filed his first § 2255 motion on November 24, 2010, and,
pursuant to court order, his amended motion on December 9,
2010 (ECF Nos. 361, 364). Shortly thereafter he moved for
release on bond, asserting he was entitled to release because
he was likely to prevail on the issues he raised in his
§ 2255 motion (ECF Case Nos.: 3:06cr83/MCR/EMT;
3:19cv4327/MCR/EMT No. 368). After reviewing the response
from the Government and Hovind's reply, the undersigned
recommended that the motion for release be denied, finding
that Hovind was unlikely to prevail on his § 2255 motion
because the motion appeared to be untimely (ECF Nos.
371-373). The district court adopted this recommendation over
Defendant's objection (ECF Nos. 379, 380, 383, &
Government filed a consolidated motion to dismiss
Hovind's § 2255 motion as untimely, which the
district court granted, adopting the recommendation of the
undersigned (ECF Nos. 385, 397, 401).
then, Hovind has vigorously pursued collateral relief in this
case, although most of his filings have no bearing on the
court's consideration of his latest filing. Of some note,
in 2011 Hovind filed a “motion to vacate” in
which he unsuccessfully attacked the court's jurisdiction
(ECF Nos. 399, 402, 416). Then, in 2013, Hovind filed what he
styled as an “Amended Motion to Vacate” although
no other § 2255 motion was pending (ECF No. 454). The
court denied the motion as an unauthorized second or
successive filing (ECF Nos. 456, 461). For the same reason,
this court does not have jurisdiction to entertain
Hovind's most recent motion.
court is well aware, before a second or successive
application for § 2255 relief is filed in the district
court, the litigant must typically move in the Case Nos.:
3:06cr83/MCR/EMT; 3:19cv4327/MCR/EMT appropriate court of
appeals for an order authorizing the district court to
consider the application. 28 U.S.C. § 2244(b)(3) and
§ 2255(h); Felker v. Turpin, 518 U.S. 651
(1996); United States v. Holt, 417 F.3d 1172, 1175

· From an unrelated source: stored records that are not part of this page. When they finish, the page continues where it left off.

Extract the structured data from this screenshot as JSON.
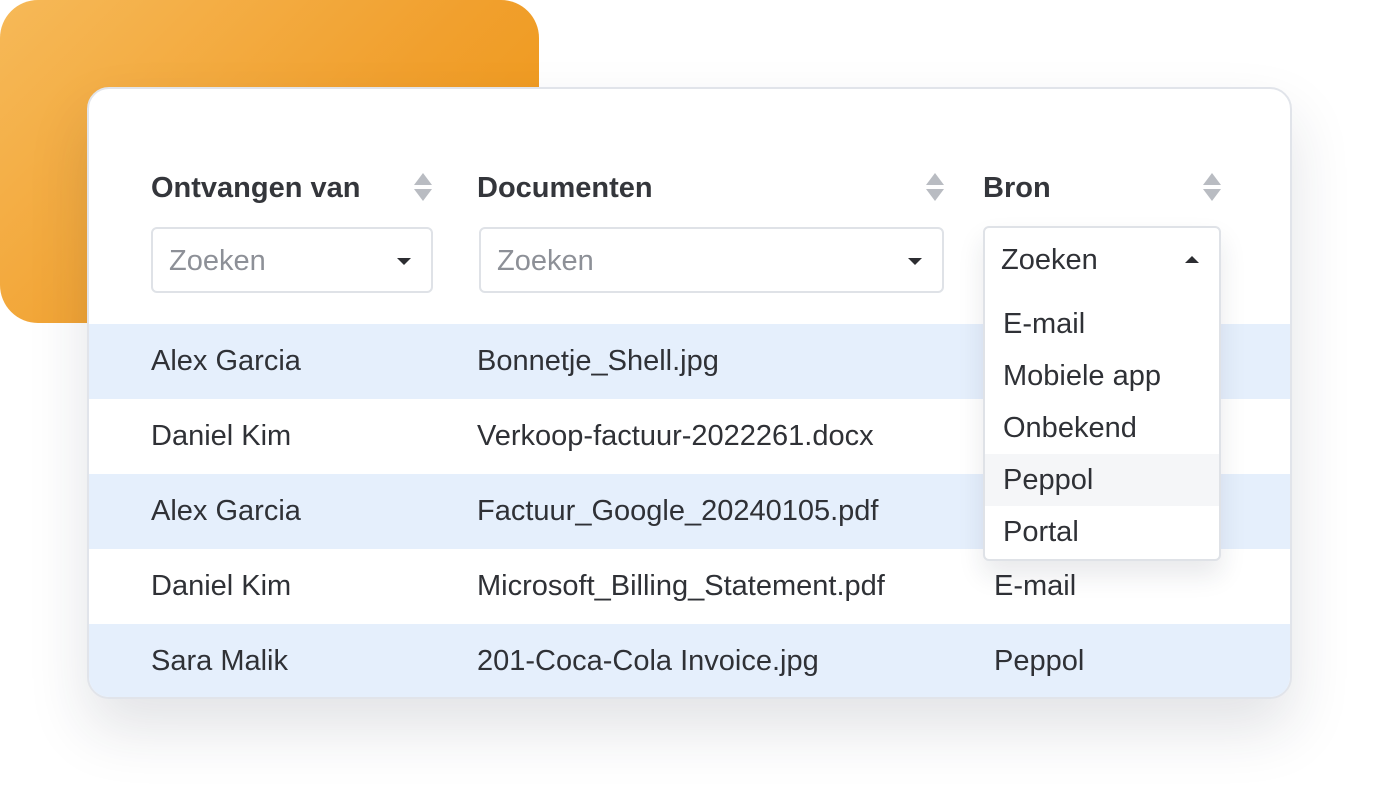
{
  "colors": {
    "accent_orange": "#f1a02e",
    "row_highlight": "#e5effc",
    "option_hover": "#f5f6f8"
  },
  "table": {
    "columns": [
      {
        "label": "Ontvangen van",
        "sort_icon": "sort-icon",
        "search_placeholder": "Zoeken"
      },
      {
        "label": "Documenten",
        "sort_icon": "sort-icon",
        "search_placeholder": "Zoeken"
      },
      {
        "label": "Bron",
        "sort_icon": "sort-icon",
        "search_value": "Zoeken"
      }
    ],
    "rows": [
      {
        "from": "Alex Garcia",
        "document": "Bonnetje_Shell.jpg",
        "source": ""
      },
      {
        "from": "Daniel Kim",
        "document": "Verkoop-factuur-2022261.docx",
        "source": ""
      },
      {
        "from": "Alex Garcia",
        "document": "Factuur_Google_20240105.pdf",
        "source": ""
      },
      {
        "from": "Daniel Kim",
        "document": "Microsoft_Billing_Statement.pdf",
        "source": "E-mail"
      },
      {
        "from": "Sara Malik",
        "document": "201-Coca-Cola Invoice.jpg",
        "source": "Peppol"
      }
    ]
  },
  "source_dropdown": {
    "open": true,
    "current": "Zoeken",
    "options": [
      "E-mail",
      "Mobiele app",
      "Onbekend",
      "Peppol",
      "Portal"
    ],
    "hovered": "Peppol"
  }
}
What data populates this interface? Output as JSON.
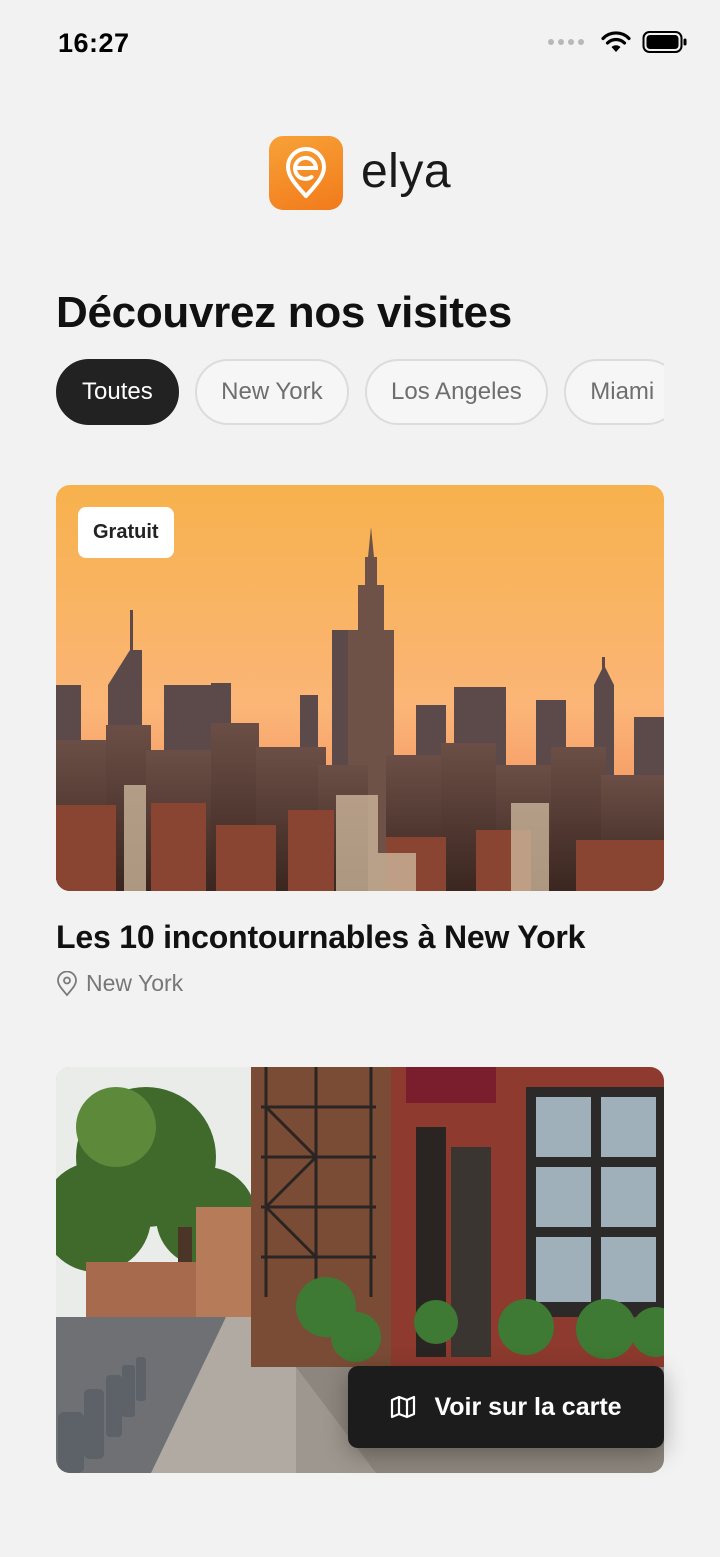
{
  "status_bar": {
    "time": "16:27"
  },
  "brand": {
    "name": "elya",
    "accent": "#F58A26"
  },
  "section_title": "Découvrez nos visites",
  "filters": [
    {
      "label": "Toutes",
      "active": true
    },
    {
      "label": "New York",
      "active": false
    },
    {
      "label": "Los Angeles",
      "active": false
    },
    {
      "label": "Miami",
      "active": false
    }
  ],
  "tours": [
    {
      "badge": "Gratuit",
      "title": "Les 10 incontournables à New York",
      "location": "New York"
    }
  ],
  "map_button": {
    "label": "Voir sur la carte",
    "icon": "map-icon"
  }
}
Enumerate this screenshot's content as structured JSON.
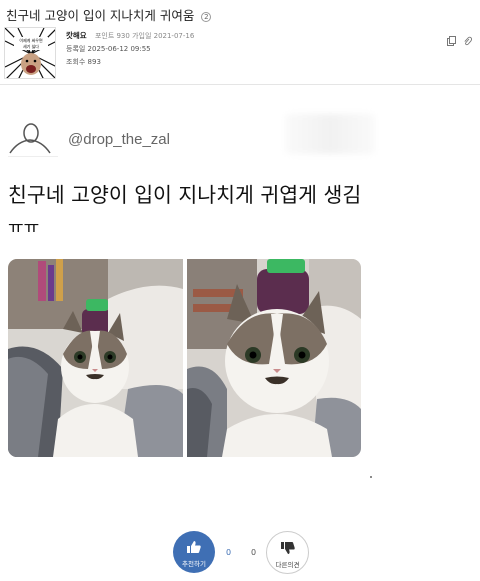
{
  "post": {
    "title": "친구네 고양이 입이 지나치게 귀여움",
    "comment_count": "2"
  },
  "author": {
    "nickname": "캇해요",
    "points_line": "포인트 930 가입일 2021-07-16",
    "date_line": "등록일 2025-06-12 09:55",
    "views_line": "조회수 893",
    "thumb_caption_top": "이제게 싸우면",
    "thumb_caption_bottom": "세기 싫다"
  },
  "toolbar": {
    "copy_icon": "copy-icon",
    "attachment_icon": "paperclip-icon"
  },
  "tweet": {
    "handle": "@drop_the_zal",
    "text": "친구네 고양이 입이 지나치게 귀엽게 생김",
    "text2": "ㅠㅠ",
    "photos": [
      "cat-photo-1",
      "cat-photo-2"
    ]
  },
  "vote": {
    "up_label": "추천하기",
    "up_count": "0",
    "down_count": "0",
    "down_label": "다른의견"
  },
  "colors": {
    "accent": "#3f6fb4",
    "divider": "#e5e5e5"
  }
}
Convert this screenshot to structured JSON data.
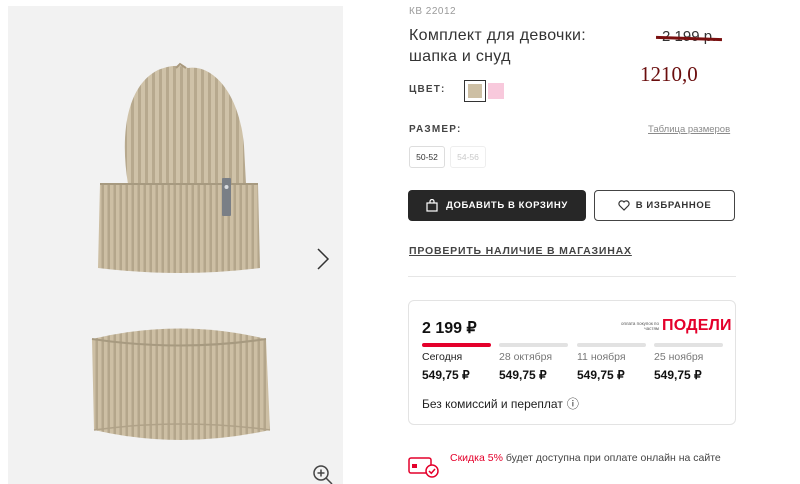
{
  "product": {
    "sku": "КВ 22012",
    "title": "Комплект для девочки: шапка и снуд",
    "old_price": "2 199 р.",
    "new_price": "1210,0"
  },
  "color": {
    "label": "ЦВЕТ:",
    "swatches": [
      {
        "name": "beige",
        "color": "#cdbfa4",
        "selected": true
      },
      {
        "name": "pink",
        "color": "#f8c9dc",
        "selected": false
      }
    ]
  },
  "size": {
    "label": "РАЗМЕР:",
    "table_link": "Таблица размеров",
    "options": [
      {
        "label": "50-52",
        "available": true
      },
      {
        "label": "54-56",
        "available": false
      }
    ]
  },
  "actions": {
    "add_to_cart": "ДОБАВИТЬ В КОРЗИНУ",
    "favorite": "В ИЗБРАННОЕ",
    "check_stores": "ПРОВЕРИТЬ НАЛИЧИЕ В МАГАЗИНАХ"
  },
  "split": {
    "total": "2 199 ₽",
    "note": "оплата покупок по частям",
    "logo": "ПОДЕЛИ",
    "installments": [
      {
        "date": "Сегодня",
        "amount": "549,75 ₽",
        "active": true
      },
      {
        "date": "28 октября",
        "amount": "549,75 ₽",
        "active": false
      },
      {
        "date": "11 ноября",
        "amount": "549,75 ₽",
        "active": false
      },
      {
        "date": "25 ноября",
        "amount": "549,75 ₽",
        "active": false
      }
    ],
    "no_fee": "Без комиссий и переплат",
    "info_icon": "ⓘ"
  },
  "promo": {
    "discount": "Скидка 5%",
    "text": " будет доступна при оплате онлайн на сайте"
  },
  "colors": {
    "accent": "#e4002b",
    "dark_button": "#272727",
    "product_beige": "#cdbfa4",
    "new_price": "#6a0d0d"
  },
  "icons": {
    "next": "chevron-right-icon",
    "zoom": "zoom-in-icon",
    "bag": "shopping-bag-icon",
    "heart": "heart-icon",
    "card": "card-check-icon"
  }
}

(11th Cir. 2005); Carter v. United States, 405
Fed.Appx. 409 (11th Cir. 2010). Hovind's successive
motion falls within the larger subset of cases for which such

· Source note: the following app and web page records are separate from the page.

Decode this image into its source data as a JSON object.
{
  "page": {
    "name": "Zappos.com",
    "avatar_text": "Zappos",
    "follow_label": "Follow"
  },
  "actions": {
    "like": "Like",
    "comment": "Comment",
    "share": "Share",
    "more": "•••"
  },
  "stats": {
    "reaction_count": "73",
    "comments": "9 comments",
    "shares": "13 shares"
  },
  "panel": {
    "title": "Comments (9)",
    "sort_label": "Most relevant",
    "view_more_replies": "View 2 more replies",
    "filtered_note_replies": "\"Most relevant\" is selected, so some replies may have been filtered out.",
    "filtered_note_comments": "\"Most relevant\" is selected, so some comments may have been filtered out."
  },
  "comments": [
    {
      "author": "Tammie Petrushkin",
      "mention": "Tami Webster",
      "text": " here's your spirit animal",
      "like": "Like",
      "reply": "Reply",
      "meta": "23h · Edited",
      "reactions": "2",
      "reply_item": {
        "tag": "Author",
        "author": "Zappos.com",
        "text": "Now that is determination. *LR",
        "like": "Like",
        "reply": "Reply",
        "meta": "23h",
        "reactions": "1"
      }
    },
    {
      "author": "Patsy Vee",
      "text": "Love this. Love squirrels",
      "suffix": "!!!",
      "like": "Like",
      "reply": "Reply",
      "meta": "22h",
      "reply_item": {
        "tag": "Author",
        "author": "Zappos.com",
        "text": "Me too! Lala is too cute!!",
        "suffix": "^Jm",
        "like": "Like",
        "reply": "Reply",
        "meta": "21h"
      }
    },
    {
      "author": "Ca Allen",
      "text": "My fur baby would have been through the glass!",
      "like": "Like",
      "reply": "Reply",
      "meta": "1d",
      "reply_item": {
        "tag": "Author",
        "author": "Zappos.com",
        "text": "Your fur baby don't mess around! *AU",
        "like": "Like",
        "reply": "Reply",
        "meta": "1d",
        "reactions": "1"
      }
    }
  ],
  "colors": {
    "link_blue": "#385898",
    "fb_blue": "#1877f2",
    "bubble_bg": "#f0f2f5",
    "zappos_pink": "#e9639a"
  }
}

authorization is required, as he is challenging the same
judgment he challenged in his initial motion. Hovind has not
obtained authorization from the Eleventh Circuit Court of
Appeals to file a successive motion; therefore, the instant

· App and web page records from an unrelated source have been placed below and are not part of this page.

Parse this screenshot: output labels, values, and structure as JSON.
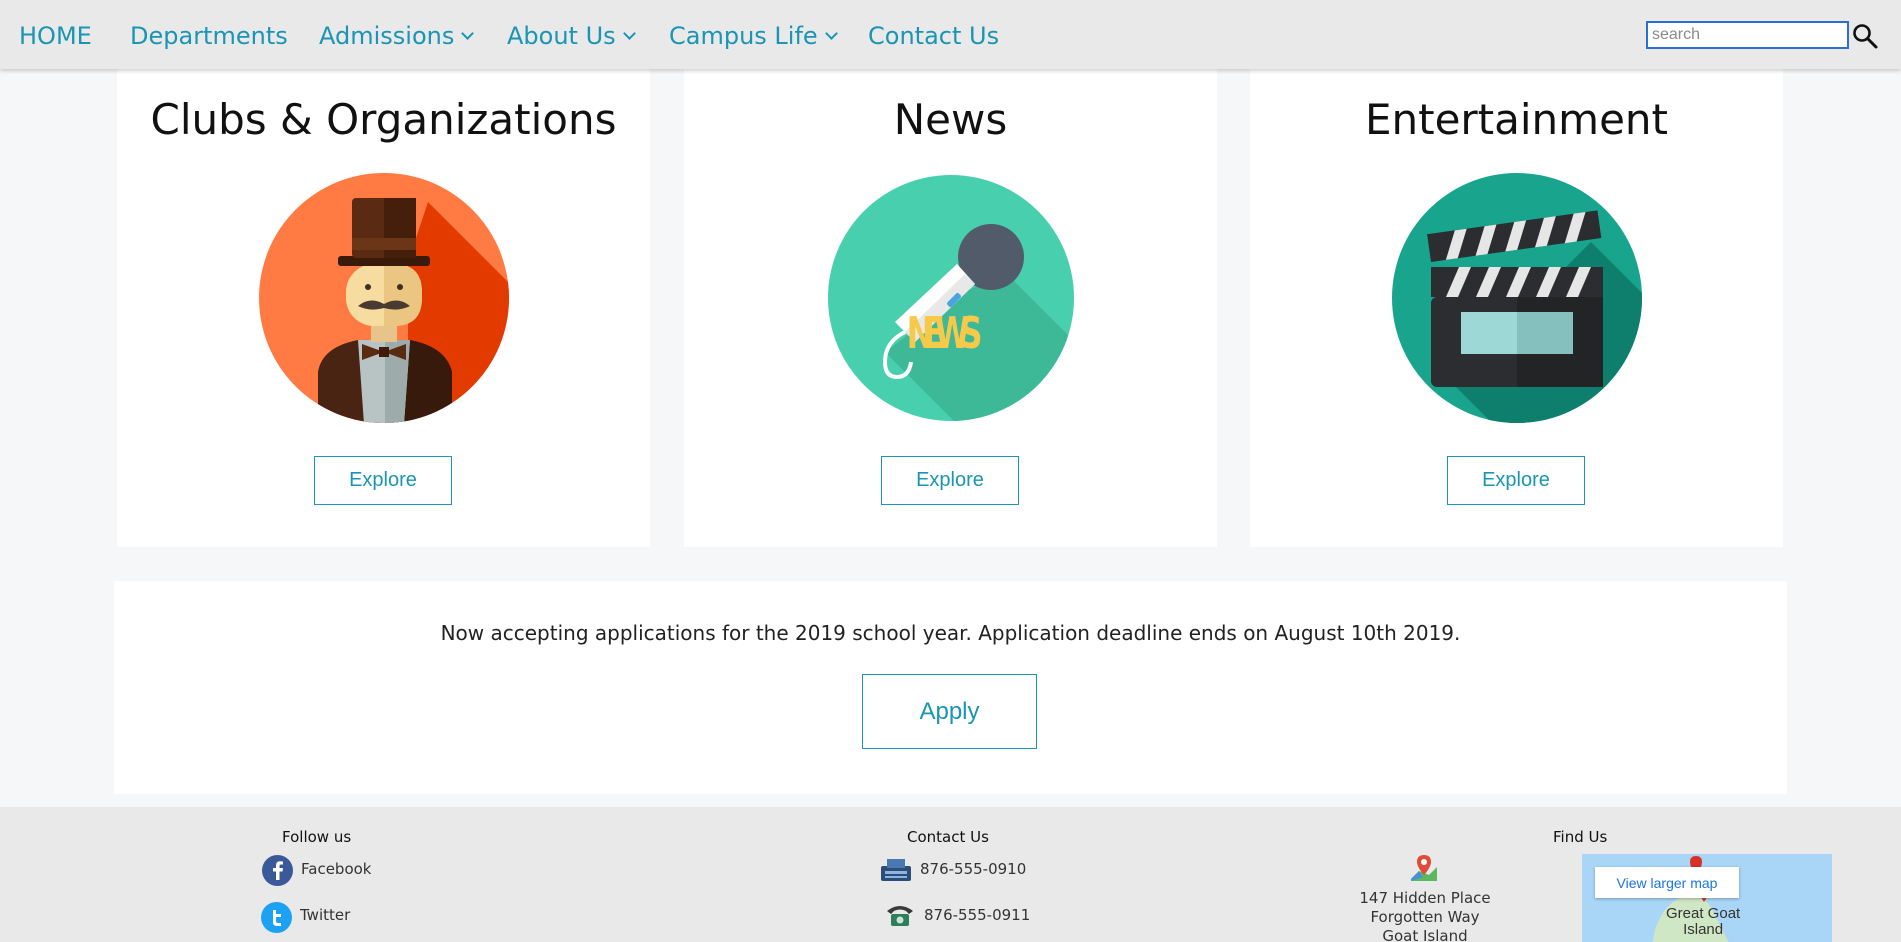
{
  "nav": {
    "home": "HOME",
    "departments": "Departments",
    "admissions": "Admissions",
    "about": "About Us",
    "campus_life": "Campus Life",
    "contact": "Contact Us",
    "search_placeholder": "search"
  },
  "cards": [
    {
      "title": "Clubs & Organizations",
      "button": "Explore",
      "icon": "gentleman-icon"
    },
    {
      "title": "News",
      "button": "Explore",
      "icon": "news-microphone-icon"
    },
    {
      "title": "Entertainment",
      "button": "Explore",
      "icon": "clapperboard-icon"
    }
  ],
  "apply": {
    "text": "Now accepting applications for the 2019 school year. Application deadline ends on August 10th 2019.",
    "button": "Apply"
  },
  "footer": {
    "follow_heading": "Follow us",
    "facebook": "Facebook",
    "twitter": "Twitter",
    "contact_heading": "Contact Us",
    "fax": "876-555-0910",
    "phone": "876-555-0911",
    "address_line1": "147 Hidden Place",
    "address_line2": "Forgotten Way",
    "address_line3": "Goat Island",
    "find_heading": "Find Us",
    "map_link": "View larger map",
    "map_label_1": "Great Goat",
    "map_label_2": "Island"
  },
  "colors": {
    "accent": "#1a95b3",
    "nav_bg": "#e9e9ea",
    "page_bg": "#f6f7f9"
  }
}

motion to vacate must be dismissed.
11(a) of the Rules Governing Section 2255 Proceedings
provides that “[t]he district court must issue or deny
a certificate of appealability when it enters a final order
adverse to the applicant, ” and if a certificate is
issued “the court must state the specific issue or
issues that satisfy the showing required by 28 U.S.C. §
2253(c)(2).” A timely notice of appeal must still be
filed, even if the court issues a certificate of
appealability. Rule 11(b), § 2255 Rules.
review of the record, the court finds no substantial showing
of the denial of a constitutional right. § 2253(c)(2);
Slack v. McDaniel, 529 U.S. 473, 483-84 (2000)
(explaining how to satisfy this showing) (citation omitted).
Therefore, it is also ...